_Work to be completed:_ The required answer is each line in the entries below where "till" occurs.

_Data records:_
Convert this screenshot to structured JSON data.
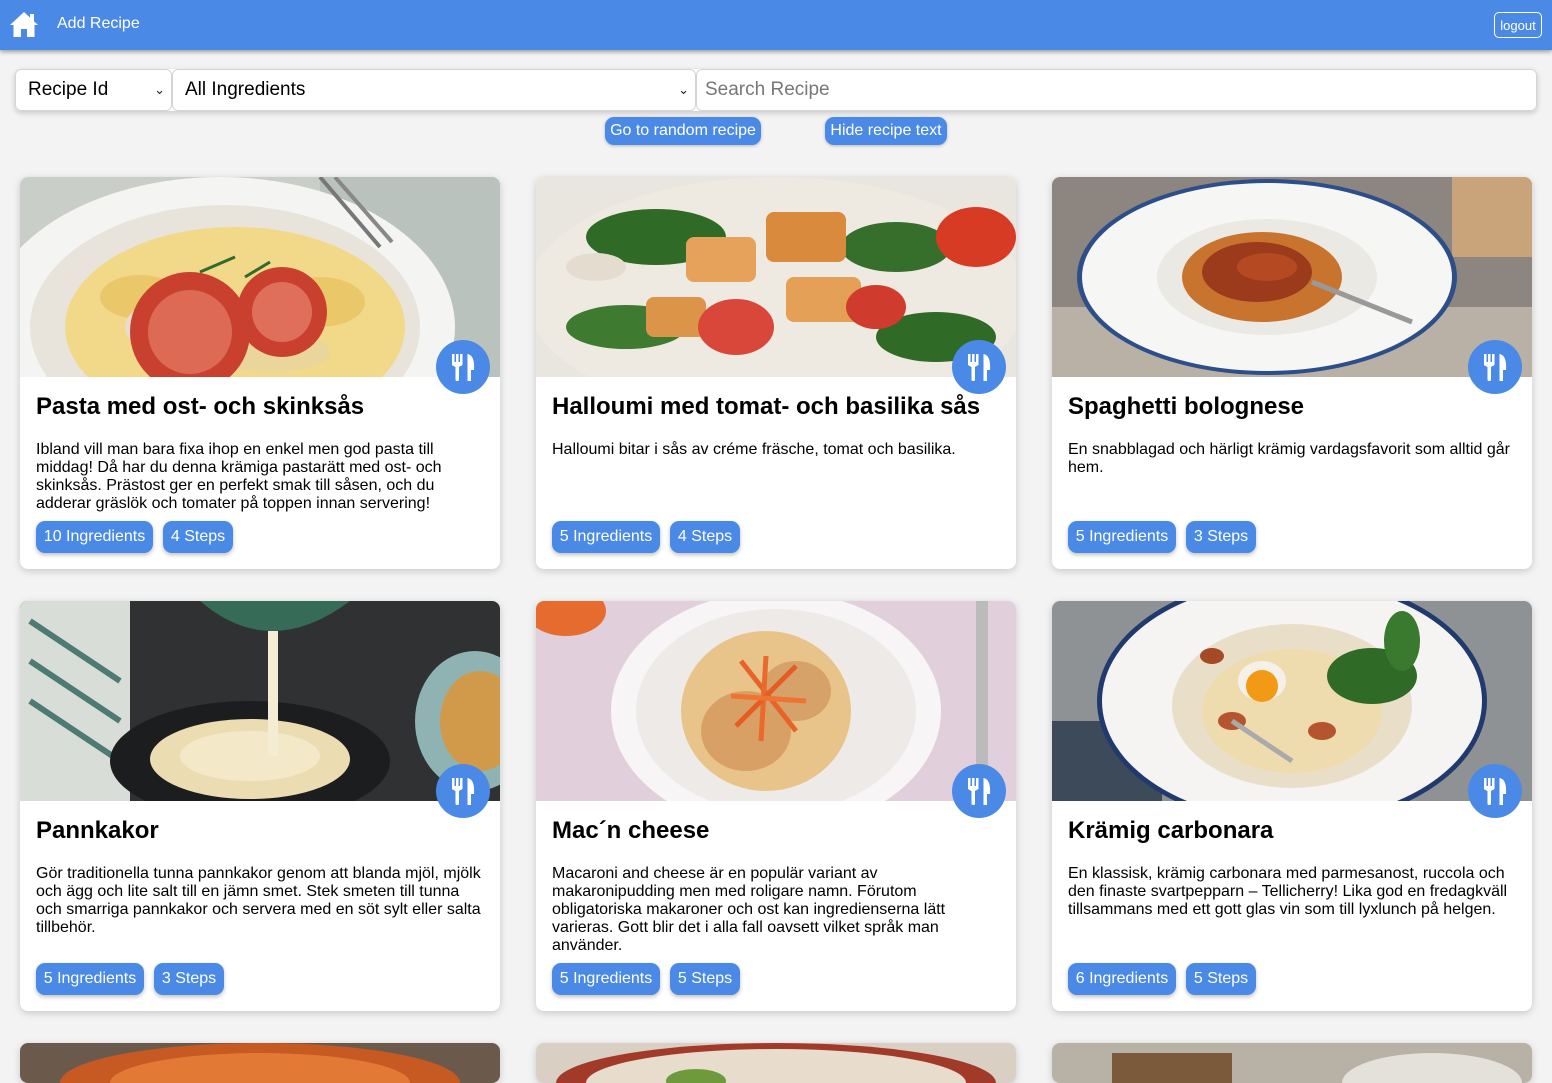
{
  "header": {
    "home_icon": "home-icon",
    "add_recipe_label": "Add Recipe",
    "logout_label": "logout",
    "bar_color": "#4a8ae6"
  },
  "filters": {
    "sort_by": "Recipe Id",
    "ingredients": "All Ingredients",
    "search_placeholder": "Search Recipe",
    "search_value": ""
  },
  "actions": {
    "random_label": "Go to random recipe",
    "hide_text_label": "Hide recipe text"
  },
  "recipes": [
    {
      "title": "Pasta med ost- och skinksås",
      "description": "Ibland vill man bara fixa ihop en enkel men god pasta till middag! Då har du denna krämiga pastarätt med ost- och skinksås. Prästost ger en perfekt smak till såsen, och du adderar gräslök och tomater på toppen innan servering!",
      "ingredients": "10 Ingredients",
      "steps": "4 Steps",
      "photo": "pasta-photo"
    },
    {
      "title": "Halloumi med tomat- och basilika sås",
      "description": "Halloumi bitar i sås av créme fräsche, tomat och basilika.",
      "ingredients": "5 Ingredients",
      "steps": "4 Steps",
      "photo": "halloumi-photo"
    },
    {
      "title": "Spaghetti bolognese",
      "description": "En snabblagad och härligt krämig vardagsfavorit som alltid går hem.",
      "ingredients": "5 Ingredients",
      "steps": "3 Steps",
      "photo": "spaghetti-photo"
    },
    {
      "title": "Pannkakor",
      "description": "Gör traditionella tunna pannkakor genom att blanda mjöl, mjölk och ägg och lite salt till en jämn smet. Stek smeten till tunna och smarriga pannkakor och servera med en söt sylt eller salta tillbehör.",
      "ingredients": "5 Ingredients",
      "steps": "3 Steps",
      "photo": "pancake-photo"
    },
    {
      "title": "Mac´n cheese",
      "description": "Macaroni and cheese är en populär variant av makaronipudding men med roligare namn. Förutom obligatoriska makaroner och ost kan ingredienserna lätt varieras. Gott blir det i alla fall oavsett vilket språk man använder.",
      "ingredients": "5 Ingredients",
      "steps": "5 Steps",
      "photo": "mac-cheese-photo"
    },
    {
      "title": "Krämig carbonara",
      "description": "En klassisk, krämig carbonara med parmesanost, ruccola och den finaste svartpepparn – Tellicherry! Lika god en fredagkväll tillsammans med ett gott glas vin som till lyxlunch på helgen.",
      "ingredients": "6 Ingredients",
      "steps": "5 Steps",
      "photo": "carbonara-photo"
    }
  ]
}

_Answer to this problem:_
      "description": "Ibland vill man bara fixa ihop en enkel men god pasta till middag! Då har du denna krämiga pastarätt med ost- och skinksås. Prästost ger en perfekt smak till såsen, och du adderar gräslök och tomater på toppen innan servering!",
      "description": "Gör traditionella tunna pannkakor genom att blanda mjöl, mjölk och ägg och lite salt till en jämn smet. Stek smeten till tunna och smarriga pannkakor och servera med en söt sylt eller salta tillbehör.",
      "description": "En klassisk, krämig carbonara med parmesanost, ruccola och den finaste svartpepparn – Tellicherry! Lika god en fredagkväll tillsammans med ett gott glas vin som till lyxlunch på helgen.",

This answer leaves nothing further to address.